    Very good project. In general assembly of electronic components simply shouts for a long time to be reinvented and reengeneered. It would be best of all something like that made Siemens having released their electronic modules LOGO. Only to make so that in such blocks basic elements, such as resistors, condensers, diodes which can be adjusted and switched between them contacts were combined, forming of them fragments of schemes, to use in them adjusted elements (variable resistors, condensers of variable capacity, etc.) that each such block could be adjusted by means of a screw-driver and jumpers or even to be programmed. And to make so that these blocks could connect to the help of ordinary sockets (as processors on the motherboard or simpler) or with cables and to form the whole schemes. Something like advanced modular breadboard with built-in adjustable basic components. Then it would be possible to simplify strongly assembly of prototypes or experimental models or even to use these blocks in working devices, and if necessary to reconfigure them as a part of other devices or to replace failed in parts.

  12. Patrick - Bethesda, MD says:

    Kids could stick them on their hands, etc. so that when they clap a circuit would complete. Or, put them on their finger tips, or costumes, etc.

    You could even put them on pets or Livestock, or on boxes/supplies for inventory control, etc.

    The possibilities are endless !!!

  13. me says:

    why not simply use a soldering iron for connections ?
    why not use a cheap breadboard instead ?
    why pay more for learning less ?

    better heat up the iron and tear things apart for learning – and be sure
    there will not be a sticker patchwork inside !

  14. mramondo73 says:

    SImply awesome! !

Leave a Reply

Fill in your details below or click an icon to log in:

WordPress.com Logo

You are commenting using your WordPress.com account. Log Out / Change )

Twitter picture

You are commenting using your Twitter account. Log Out / Change )

Facebook photo

You are commenting using your Facebook account. Log Out / Change )

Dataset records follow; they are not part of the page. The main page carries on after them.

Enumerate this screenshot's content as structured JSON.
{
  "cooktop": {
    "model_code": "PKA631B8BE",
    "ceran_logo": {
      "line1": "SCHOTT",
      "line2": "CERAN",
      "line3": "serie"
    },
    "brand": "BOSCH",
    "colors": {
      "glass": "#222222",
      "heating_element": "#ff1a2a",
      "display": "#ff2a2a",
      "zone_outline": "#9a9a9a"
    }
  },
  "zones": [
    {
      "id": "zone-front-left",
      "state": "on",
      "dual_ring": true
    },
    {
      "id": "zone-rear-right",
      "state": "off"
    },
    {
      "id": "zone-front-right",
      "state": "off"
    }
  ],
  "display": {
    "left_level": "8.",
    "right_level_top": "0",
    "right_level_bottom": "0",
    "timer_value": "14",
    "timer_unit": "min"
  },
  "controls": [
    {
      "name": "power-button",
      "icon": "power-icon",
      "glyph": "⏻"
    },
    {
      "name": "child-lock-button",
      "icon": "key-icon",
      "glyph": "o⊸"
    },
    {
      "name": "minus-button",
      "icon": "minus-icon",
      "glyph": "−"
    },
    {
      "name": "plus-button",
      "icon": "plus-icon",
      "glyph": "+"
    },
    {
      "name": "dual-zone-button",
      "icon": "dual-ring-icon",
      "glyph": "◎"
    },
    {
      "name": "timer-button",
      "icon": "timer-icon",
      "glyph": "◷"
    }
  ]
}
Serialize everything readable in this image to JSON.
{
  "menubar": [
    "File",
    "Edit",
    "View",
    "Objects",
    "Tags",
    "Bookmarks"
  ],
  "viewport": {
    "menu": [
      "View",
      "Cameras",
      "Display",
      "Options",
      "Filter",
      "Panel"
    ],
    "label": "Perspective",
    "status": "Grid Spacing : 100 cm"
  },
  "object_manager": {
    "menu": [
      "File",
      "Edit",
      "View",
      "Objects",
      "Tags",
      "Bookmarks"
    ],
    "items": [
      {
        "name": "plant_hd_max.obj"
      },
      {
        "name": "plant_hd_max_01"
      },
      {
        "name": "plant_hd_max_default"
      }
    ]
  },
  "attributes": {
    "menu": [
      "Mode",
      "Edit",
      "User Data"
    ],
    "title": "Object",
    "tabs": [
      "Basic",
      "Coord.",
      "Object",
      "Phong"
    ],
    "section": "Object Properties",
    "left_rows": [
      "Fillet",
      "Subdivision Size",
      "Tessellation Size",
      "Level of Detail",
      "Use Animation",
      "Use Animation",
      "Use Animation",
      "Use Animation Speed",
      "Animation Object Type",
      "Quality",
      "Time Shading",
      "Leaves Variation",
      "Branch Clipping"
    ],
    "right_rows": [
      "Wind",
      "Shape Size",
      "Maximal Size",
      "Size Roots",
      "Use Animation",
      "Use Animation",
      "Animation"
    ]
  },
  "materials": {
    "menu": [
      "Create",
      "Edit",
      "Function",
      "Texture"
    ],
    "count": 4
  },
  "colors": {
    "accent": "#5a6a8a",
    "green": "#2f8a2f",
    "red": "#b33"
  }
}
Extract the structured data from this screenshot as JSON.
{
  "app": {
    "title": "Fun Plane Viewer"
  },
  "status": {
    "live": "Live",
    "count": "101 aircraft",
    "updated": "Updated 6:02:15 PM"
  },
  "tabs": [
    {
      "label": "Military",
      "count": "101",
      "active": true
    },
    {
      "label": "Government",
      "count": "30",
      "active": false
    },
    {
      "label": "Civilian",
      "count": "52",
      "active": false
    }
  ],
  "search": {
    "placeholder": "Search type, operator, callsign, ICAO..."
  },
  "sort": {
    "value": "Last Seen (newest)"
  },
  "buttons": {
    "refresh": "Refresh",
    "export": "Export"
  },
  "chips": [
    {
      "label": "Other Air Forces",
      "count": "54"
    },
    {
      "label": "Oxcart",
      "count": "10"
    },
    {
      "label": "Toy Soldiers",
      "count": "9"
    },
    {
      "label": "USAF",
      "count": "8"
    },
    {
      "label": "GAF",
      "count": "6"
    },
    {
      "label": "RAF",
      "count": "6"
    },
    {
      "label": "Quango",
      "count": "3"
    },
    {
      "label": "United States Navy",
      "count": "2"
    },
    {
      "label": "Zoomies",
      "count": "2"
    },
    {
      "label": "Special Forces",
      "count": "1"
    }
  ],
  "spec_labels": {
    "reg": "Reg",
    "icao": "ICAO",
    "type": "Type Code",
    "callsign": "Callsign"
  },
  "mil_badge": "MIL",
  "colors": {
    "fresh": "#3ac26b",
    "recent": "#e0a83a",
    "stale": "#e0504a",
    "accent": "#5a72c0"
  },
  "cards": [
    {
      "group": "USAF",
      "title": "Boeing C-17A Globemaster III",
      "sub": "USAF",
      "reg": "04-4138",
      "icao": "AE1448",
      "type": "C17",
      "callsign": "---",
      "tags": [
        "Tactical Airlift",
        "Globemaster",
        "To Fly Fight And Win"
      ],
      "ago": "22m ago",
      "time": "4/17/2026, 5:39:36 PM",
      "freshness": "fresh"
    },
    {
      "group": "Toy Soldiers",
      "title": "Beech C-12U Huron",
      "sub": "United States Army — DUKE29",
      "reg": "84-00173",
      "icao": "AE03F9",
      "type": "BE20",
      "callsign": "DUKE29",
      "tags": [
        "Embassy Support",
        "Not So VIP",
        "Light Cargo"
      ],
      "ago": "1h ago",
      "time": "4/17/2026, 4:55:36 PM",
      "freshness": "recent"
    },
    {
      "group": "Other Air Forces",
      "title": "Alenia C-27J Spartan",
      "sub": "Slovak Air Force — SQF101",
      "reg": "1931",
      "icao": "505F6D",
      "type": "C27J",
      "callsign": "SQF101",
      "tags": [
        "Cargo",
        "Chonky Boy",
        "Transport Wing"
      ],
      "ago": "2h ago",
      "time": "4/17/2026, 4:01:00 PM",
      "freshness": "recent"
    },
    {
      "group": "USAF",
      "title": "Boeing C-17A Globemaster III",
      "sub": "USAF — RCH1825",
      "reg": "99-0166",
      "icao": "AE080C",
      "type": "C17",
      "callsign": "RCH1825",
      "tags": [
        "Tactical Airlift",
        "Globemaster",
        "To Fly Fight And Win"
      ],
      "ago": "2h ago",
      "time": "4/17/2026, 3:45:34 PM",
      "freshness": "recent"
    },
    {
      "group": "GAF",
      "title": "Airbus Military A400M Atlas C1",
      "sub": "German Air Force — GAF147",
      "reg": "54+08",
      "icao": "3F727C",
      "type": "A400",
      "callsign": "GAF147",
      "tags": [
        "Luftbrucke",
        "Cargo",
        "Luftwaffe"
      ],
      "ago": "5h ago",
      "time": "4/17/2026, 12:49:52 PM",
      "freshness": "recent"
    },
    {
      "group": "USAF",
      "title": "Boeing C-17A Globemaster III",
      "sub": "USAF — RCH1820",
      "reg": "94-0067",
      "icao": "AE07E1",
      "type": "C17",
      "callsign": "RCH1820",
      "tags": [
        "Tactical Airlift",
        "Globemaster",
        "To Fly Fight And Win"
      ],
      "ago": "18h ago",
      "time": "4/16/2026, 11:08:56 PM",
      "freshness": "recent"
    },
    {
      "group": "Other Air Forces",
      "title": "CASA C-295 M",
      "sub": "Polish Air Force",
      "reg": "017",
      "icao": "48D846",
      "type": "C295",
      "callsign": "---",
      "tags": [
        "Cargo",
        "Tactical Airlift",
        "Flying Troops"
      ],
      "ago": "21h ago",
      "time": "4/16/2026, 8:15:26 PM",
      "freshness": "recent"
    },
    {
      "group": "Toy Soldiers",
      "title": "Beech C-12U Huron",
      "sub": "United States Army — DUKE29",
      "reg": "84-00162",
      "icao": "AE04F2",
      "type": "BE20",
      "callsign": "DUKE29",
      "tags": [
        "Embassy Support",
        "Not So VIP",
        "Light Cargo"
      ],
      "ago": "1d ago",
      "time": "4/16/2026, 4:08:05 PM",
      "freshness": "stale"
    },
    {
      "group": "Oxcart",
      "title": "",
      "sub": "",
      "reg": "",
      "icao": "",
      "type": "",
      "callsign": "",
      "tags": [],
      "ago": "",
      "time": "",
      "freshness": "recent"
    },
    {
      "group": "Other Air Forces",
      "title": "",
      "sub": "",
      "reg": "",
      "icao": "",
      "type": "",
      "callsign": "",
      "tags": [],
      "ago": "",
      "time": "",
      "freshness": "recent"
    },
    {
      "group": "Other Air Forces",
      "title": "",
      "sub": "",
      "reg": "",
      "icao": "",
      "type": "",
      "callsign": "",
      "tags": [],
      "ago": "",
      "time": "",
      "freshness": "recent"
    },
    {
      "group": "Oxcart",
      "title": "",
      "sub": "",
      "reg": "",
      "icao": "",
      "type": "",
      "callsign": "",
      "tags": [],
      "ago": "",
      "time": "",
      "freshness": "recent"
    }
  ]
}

Google+ photo

You are commenting using your Google+ account. Log Out / Change )

Connecting to %s

Follow

Get every new post delivered to your Inbox.

Join 96,678 other followers